Base the advantages shown above, EC system is promising in with multiplexing detection. This is the first report for multiplex detections of RNA and proteins for salivary diagnostics.
As a summary, we have developed the electrochemical sensor with multiplexing biomarker detection for salivary diagnostics. The EC sensor shows high sensitivity and specificity. The limit of detection is 3.9 fM for IL-8 mRNA and 7.4 pg/ml for IL-8 protein measured in saliva.
With the multiplexing EC sensor, 56 clinical saliva samples were measured for oral cancer detection. Both IL-8 mRNA and IL-8 protein levels measured by the EC sensors show significant differences between the cancer sample and control sample. From the ROC analysis, the accuracies based on the EC sensor are both around 0.90 for the two biomarkers, which is very close to the results from the same batch of saliva samples measured separately by PCR/ELISA. Combined IL-8 mRNA and protein show better AUC compared with single biomarker. These results indicate that the EC sensor is not only an alternative detection method to PCR/ELISA. It provides fast, effective and accurate multiplexing measurements for real clinical diagnostics.

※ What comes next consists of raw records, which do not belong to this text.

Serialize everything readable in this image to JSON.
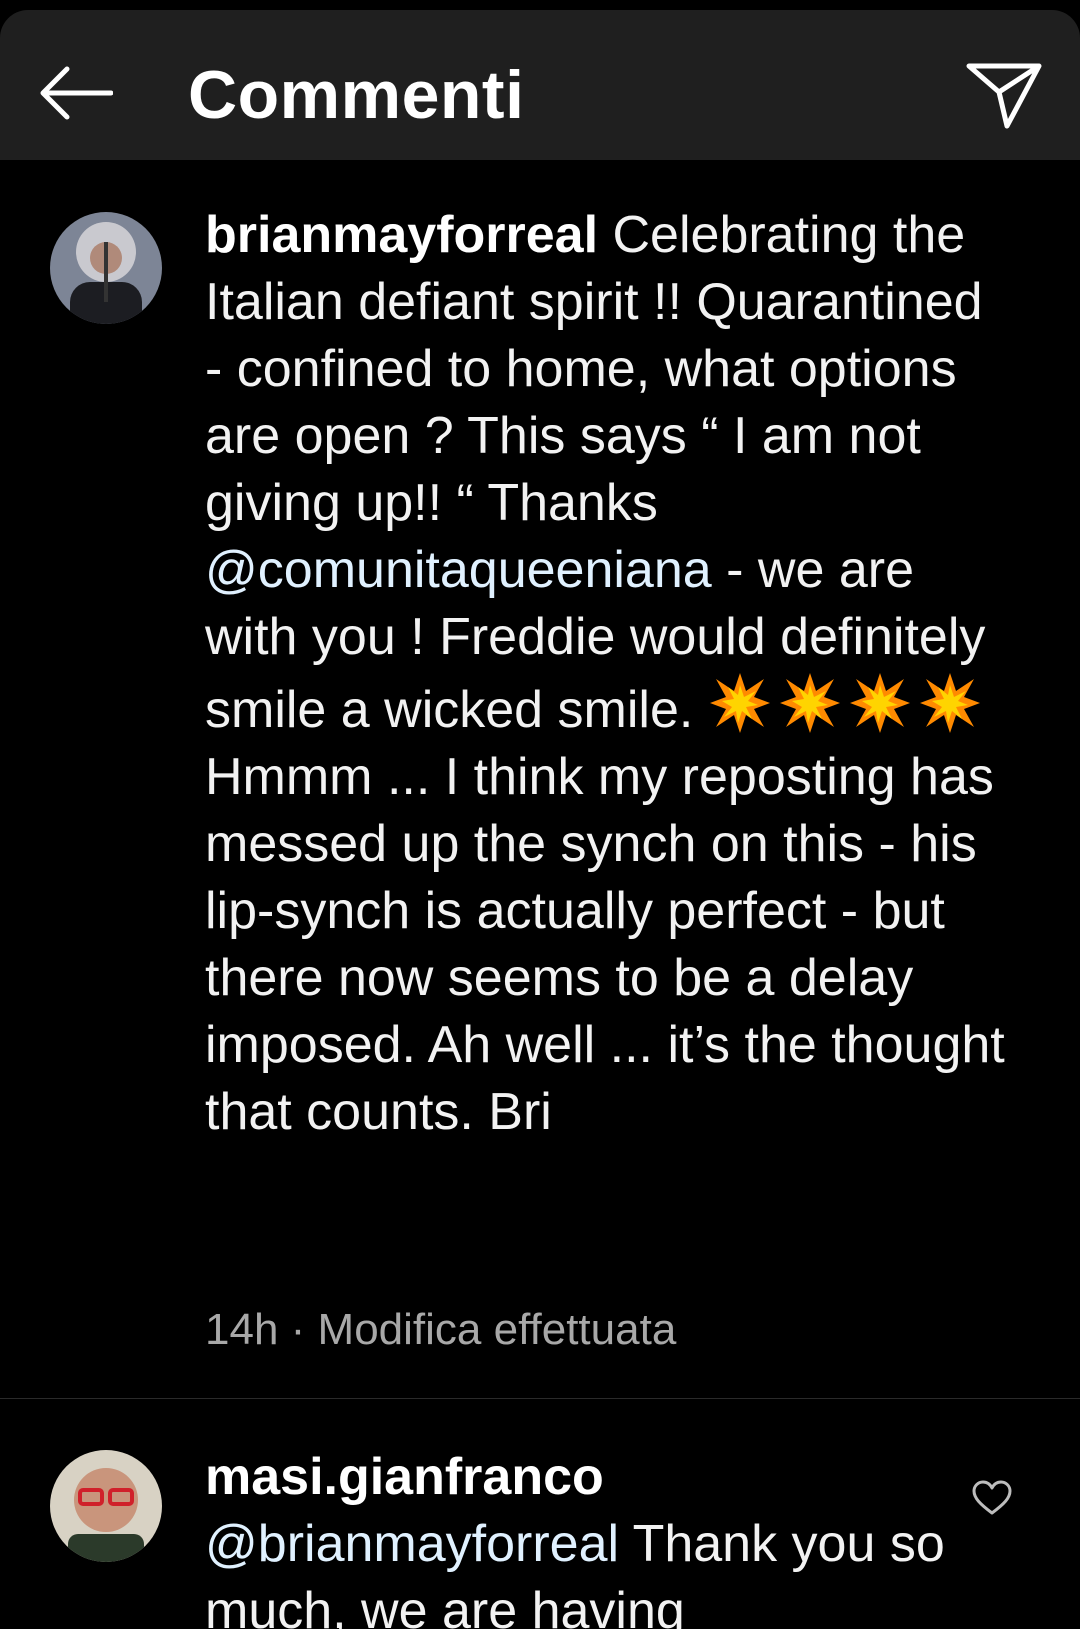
{
  "header": {
    "title": "Commenti",
    "back_icon": "arrow-left-icon",
    "send_icon": "paper-plane-icon"
  },
  "caption": {
    "username": "brianmayforreal",
    "text_part1": "Celebrating the Italian defiant spirit !! Quarantined - confined to home, what options are open ?  This says “ I am not giving up!! “ Thanks ",
    "mention": "@comunitaqueeniana",
    "text_part2": " - we are with you !  Freddie would definitely smile a wicked smile. ",
    "emoji": "💥💥💥💥",
    "text_part3": " Hmmm ... I think my reposting has messed up the synch on this - his lip-synch is actually perfect - but there now seems to be a delay imposed. Ah well ... it’s the thought that counts.  Bri",
    "time": "14h",
    "separator": "·",
    "edited": "Modifica effettuata"
  },
  "comments": [
    {
      "username": "masi.gianfranco",
      "mention": "@brianmayforreal",
      "text_visible": "Thank you so much, we are having"
    }
  ],
  "colors": {
    "header_bg": "#1f1f1f",
    "background": "#000000",
    "mention": "#e0f1ff",
    "meta": "#a8a8a8"
  }
}
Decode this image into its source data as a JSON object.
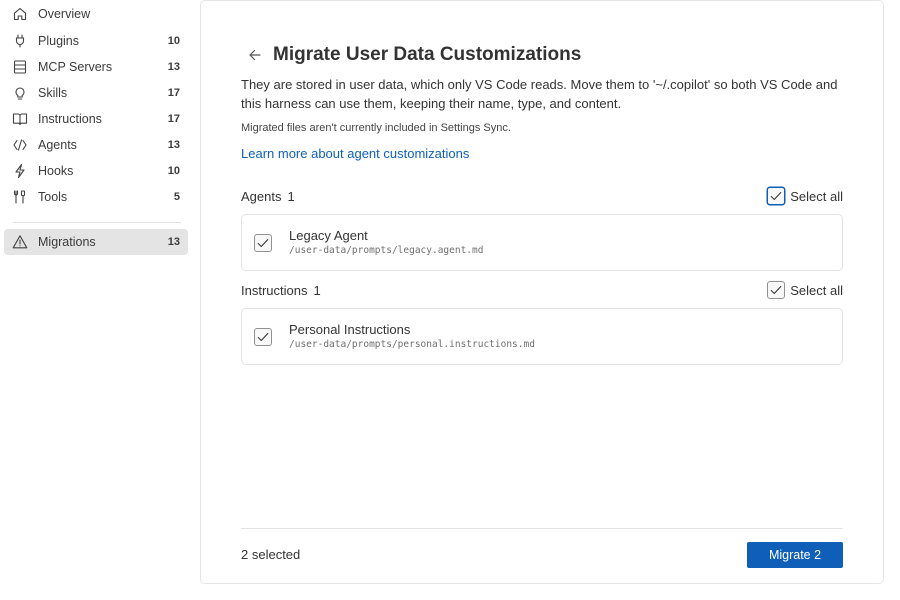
{
  "sidebar": {
    "items": [
      {
        "label": "Overview",
        "count": "",
        "icon": "home-icon"
      },
      {
        "label": "Plugins",
        "count": "10",
        "icon": "plug-icon"
      },
      {
        "label": "MCP Servers",
        "count": "13",
        "icon": "server-icon"
      },
      {
        "label": "Skills",
        "count": "17",
        "icon": "lightbulb-icon"
      },
      {
        "label": "Instructions",
        "count": "17",
        "icon": "book-icon"
      },
      {
        "label": "Agents",
        "count": "13",
        "icon": "agent-icon"
      },
      {
        "label": "Hooks",
        "count": "10",
        "icon": "lightning-icon"
      },
      {
        "label": "Tools",
        "count": "5",
        "icon": "tools-icon"
      },
      {
        "label": "Migrations",
        "count": "13",
        "icon": "warning-icon"
      }
    ],
    "active": "Migrations"
  },
  "main": {
    "title": "Migrate User Data Customizations",
    "description": "They are stored in user data, which only VS Code reads. Move them to '~/.copilot' so both VS Code and this harness can use them, keeping their name, type, and content.",
    "sync_note": "Migrated files aren't currently included in Settings Sync.",
    "learn_more": "Learn more about agent customizations",
    "sections": [
      {
        "title": "Agents",
        "count": "1",
        "select_all_label": "Select all",
        "select_all_checked": true,
        "items": [
          {
            "name": "Legacy Agent",
            "path": "/user-data/prompts/legacy.agent.md",
            "checked": true
          }
        ]
      },
      {
        "title": "Instructions",
        "count": "1",
        "select_all_label": "Select all",
        "select_all_checked": true,
        "items": [
          {
            "name": "Personal Instructions",
            "path": "/user-data/prompts/personal.instructions.md",
            "checked": true
          }
        ]
      }
    ],
    "footer": {
      "selected_text": "2 selected",
      "migrate_label": "Migrate 2"
    }
  },
  "colors": {
    "accent": "#0f5fb8",
    "active_nav_bg": "#e4e4e4",
    "border": "#e3e3e3"
  }
}
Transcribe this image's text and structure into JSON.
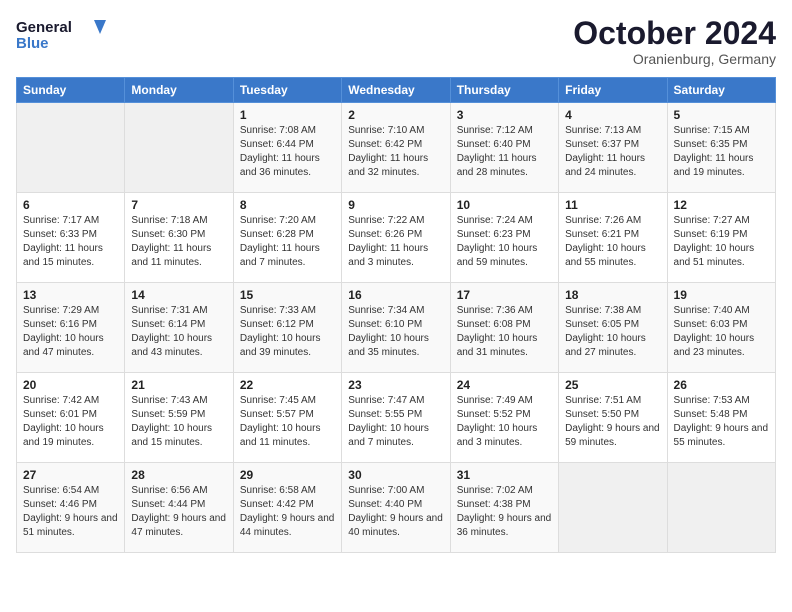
{
  "logo": {
    "line1": "General",
    "line2": "Blue"
  },
  "title": "October 2024",
  "location": "Oranienburg, Germany",
  "days_of_week": [
    "Sunday",
    "Monday",
    "Tuesday",
    "Wednesday",
    "Thursday",
    "Friday",
    "Saturday"
  ],
  "weeks": [
    [
      {
        "day": "",
        "info": ""
      },
      {
        "day": "",
        "info": ""
      },
      {
        "day": "1",
        "info": "Sunrise: 7:08 AM\nSunset: 6:44 PM\nDaylight: 11 hours and 36 minutes."
      },
      {
        "day": "2",
        "info": "Sunrise: 7:10 AM\nSunset: 6:42 PM\nDaylight: 11 hours and 32 minutes."
      },
      {
        "day": "3",
        "info": "Sunrise: 7:12 AM\nSunset: 6:40 PM\nDaylight: 11 hours and 28 minutes."
      },
      {
        "day": "4",
        "info": "Sunrise: 7:13 AM\nSunset: 6:37 PM\nDaylight: 11 hours and 24 minutes."
      },
      {
        "day": "5",
        "info": "Sunrise: 7:15 AM\nSunset: 6:35 PM\nDaylight: 11 hours and 19 minutes."
      }
    ],
    [
      {
        "day": "6",
        "info": "Sunrise: 7:17 AM\nSunset: 6:33 PM\nDaylight: 11 hours and 15 minutes."
      },
      {
        "day": "7",
        "info": "Sunrise: 7:18 AM\nSunset: 6:30 PM\nDaylight: 11 hours and 11 minutes."
      },
      {
        "day": "8",
        "info": "Sunrise: 7:20 AM\nSunset: 6:28 PM\nDaylight: 11 hours and 7 minutes."
      },
      {
        "day": "9",
        "info": "Sunrise: 7:22 AM\nSunset: 6:26 PM\nDaylight: 11 hours and 3 minutes."
      },
      {
        "day": "10",
        "info": "Sunrise: 7:24 AM\nSunset: 6:23 PM\nDaylight: 10 hours and 59 minutes."
      },
      {
        "day": "11",
        "info": "Sunrise: 7:26 AM\nSunset: 6:21 PM\nDaylight: 10 hours and 55 minutes."
      },
      {
        "day": "12",
        "info": "Sunrise: 7:27 AM\nSunset: 6:19 PM\nDaylight: 10 hours and 51 minutes."
      }
    ],
    [
      {
        "day": "13",
        "info": "Sunrise: 7:29 AM\nSunset: 6:16 PM\nDaylight: 10 hours and 47 minutes."
      },
      {
        "day": "14",
        "info": "Sunrise: 7:31 AM\nSunset: 6:14 PM\nDaylight: 10 hours and 43 minutes."
      },
      {
        "day": "15",
        "info": "Sunrise: 7:33 AM\nSunset: 6:12 PM\nDaylight: 10 hours and 39 minutes."
      },
      {
        "day": "16",
        "info": "Sunrise: 7:34 AM\nSunset: 6:10 PM\nDaylight: 10 hours and 35 minutes."
      },
      {
        "day": "17",
        "info": "Sunrise: 7:36 AM\nSunset: 6:08 PM\nDaylight: 10 hours and 31 minutes."
      },
      {
        "day": "18",
        "info": "Sunrise: 7:38 AM\nSunset: 6:05 PM\nDaylight: 10 hours and 27 minutes."
      },
      {
        "day": "19",
        "info": "Sunrise: 7:40 AM\nSunset: 6:03 PM\nDaylight: 10 hours and 23 minutes."
      }
    ],
    [
      {
        "day": "20",
        "info": "Sunrise: 7:42 AM\nSunset: 6:01 PM\nDaylight: 10 hours and 19 minutes."
      },
      {
        "day": "21",
        "info": "Sunrise: 7:43 AM\nSunset: 5:59 PM\nDaylight: 10 hours and 15 minutes."
      },
      {
        "day": "22",
        "info": "Sunrise: 7:45 AM\nSunset: 5:57 PM\nDaylight: 10 hours and 11 minutes."
      },
      {
        "day": "23",
        "info": "Sunrise: 7:47 AM\nSunset: 5:55 PM\nDaylight: 10 hours and 7 minutes."
      },
      {
        "day": "24",
        "info": "Sunrise: 7:49 AM\nSunset: 5:52 PM\nDaylight: 10 hours and 3 minutes."
      },
      {
        "day": "25",
        "info": "Sunrise: 7:51 AM\nSunset: 5:50 PM\nDaylight: 9 hours and 59 minutes."
      },
      {
        "day": "26",
        "info": "Sunrise: 7:53 AM\nSunset: 5:48 PM\nDaylight: 9 hours and 55 minutes."
      }
    ],
    [
      {
        "day": "27",
        "info": "Sunrise: 6:54 AM\nSunset: 4:46 PM\nDaylight: 9 hours and 51 minutes."
      },
      {
        "day": "28",
        "info": "Sunrise: 6:56 AM\nSunset: 4:44 PM\nDaylight: 9 hours and 47 minutes."
      },
      {
        "day": "29",
        "info": "Sunrise: 6:58 AM\nSunset: 4:42 PM\nDaylight: 9 hours and 44 minutes."
      },
      {
        "day": "30",
        "info": "Sunrise: 7:00 AM\nSunset: 4:40 PM\nDaylight: 9 hours and 40 minutes."
      },
      {
        "day": "31",
        "info": "Sunrise: 7:02 AM\nSunset: 4:38 PM\nDaylight: 9 hours and 36 minutes."
      },
      {
        "day": "",
        "info": ""
      },
      {
        "day": "",
        "info": ""
      }
    ]
  ]
}
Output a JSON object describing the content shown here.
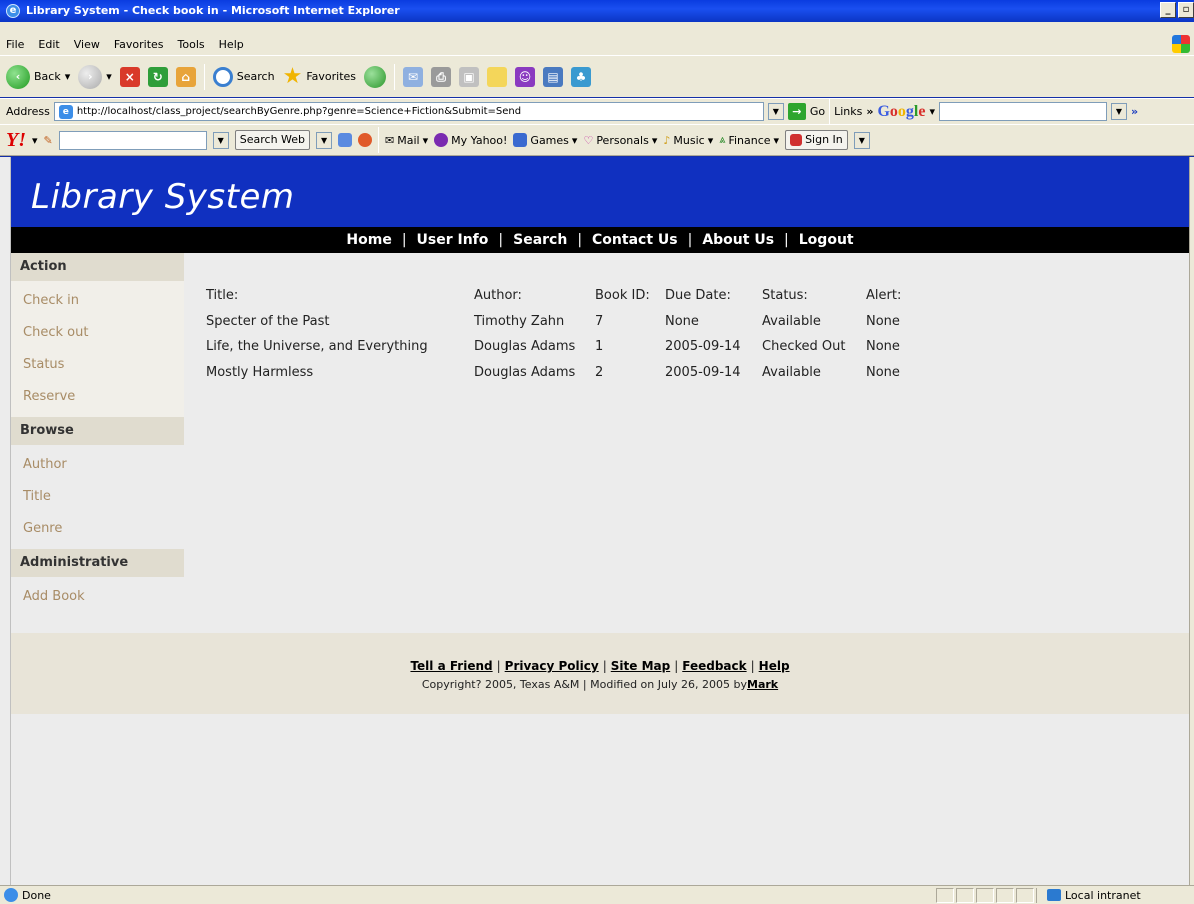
{
  "window": {
    "title": "Library System - Check book in - Microsoft Internet Explorer",
    "min_btn": "_",
    "max_btn": "▫",
    "close_btn": "x"
  },
  "menu": [
    "File",
    "Edit",
    "View",
    "Favorites",
    "Tools",
    "Help"
  ],
  "toolbar": {
    "back": "Back",
    "search": "Search",
    "favorites": "Favorites"
  },
  "address": {
    "label": "Address",
    "url": "http://localhost/class_project/searchByGenre.php?genre=Science+Fiction&Submit=Send",
    "go": "Go",
    "links": "Links",
    "google": "Google"
  },
  "yahoo": {
    "search_web": "Search Web",
    "mail": "Mail",
    "my_yahoo": "My Yahoo!",
    "games": "Games",
    "personals": "Personals",
    "music": "Music",
    "finance": "Finance",
    "sign_in": "Sign In"
  },
  "site": {
    "title": "Library System",
    "nav": [
      "Home",
      "User Info",
      "Search",
      "Contact Us",
      "About Us",
      "Logout"
    ]
  },
  "sidebar": {
    "sections": [
      {
        "heading": "Action",
        "items": [
          "Check in",
          "Check out",
          "Status",
          "Reserve"
        ]
      },
      {
        "heading": "Browse",
        "items": [
          "Author",
          "Title",
          "Genre"
        ]
      },
      {
        "heading": "Administrative",
        "items": [
          "Add Book"
        ]
      }
    ]
  },
  "results": {
    "headers": [
      "Title:",
      "Author:",
      "Book ID:",
      "Due Date:",
      "Status:",
      "Alert:"
    ],
    "rows": [
      [
        "Specter of the Past",
        "Timothy Zahn",
        "7",
        "None",
        "Available",
        "None"
      ],
      [
        "Life, the Universe, and Everything",
        "Douglas Adams",
        "1",
        "2005-09-14",
        "Checked Out",
        "None"
      ],
      [
        "Mostly Harmless",
        "Douglas Adams",
        "2",
        "2005-09-14",
        "Available",
        "None"
      ]
    ]
  },
  "footer": {
    "links": [
      "Tell a Friend",
      "Privacy Policy",
      "Site Map",
      "Feedback",
      "Help"
    ],
    "copyright_text": "Copyright? 2005, Texas A&M | Modified on July 26, 2005 by",
    "author_link": "Mark"
  },
  "status": {
    "text": "Done",
    "zone": "Local intranet"
  }
}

This is the first report for multiplex detections of RNA and proteins for salivary diagnostics, and the EC sensor is promising in miniaturization system with multiplexing detection.
An important note to this study is that we have demonstrated that the saliva oral cancer biomarkers initially discovered based on a US population can also discriminate oral cancer in an Indian population.
This work is supported by National Institutes of Health / National Institute of Dental and Craniofacial Research (RO1DE017170), and National Science Foundation Division of Materials Research −0507294, and the Pacific-Southwest Center for Bio-defense and Emerging Infectious Diseases Research UC Irvine/ National Institutes of Health National Institute of Allergy and Infectious Diseases Award (1 U54 AI 065359) 2005-1609.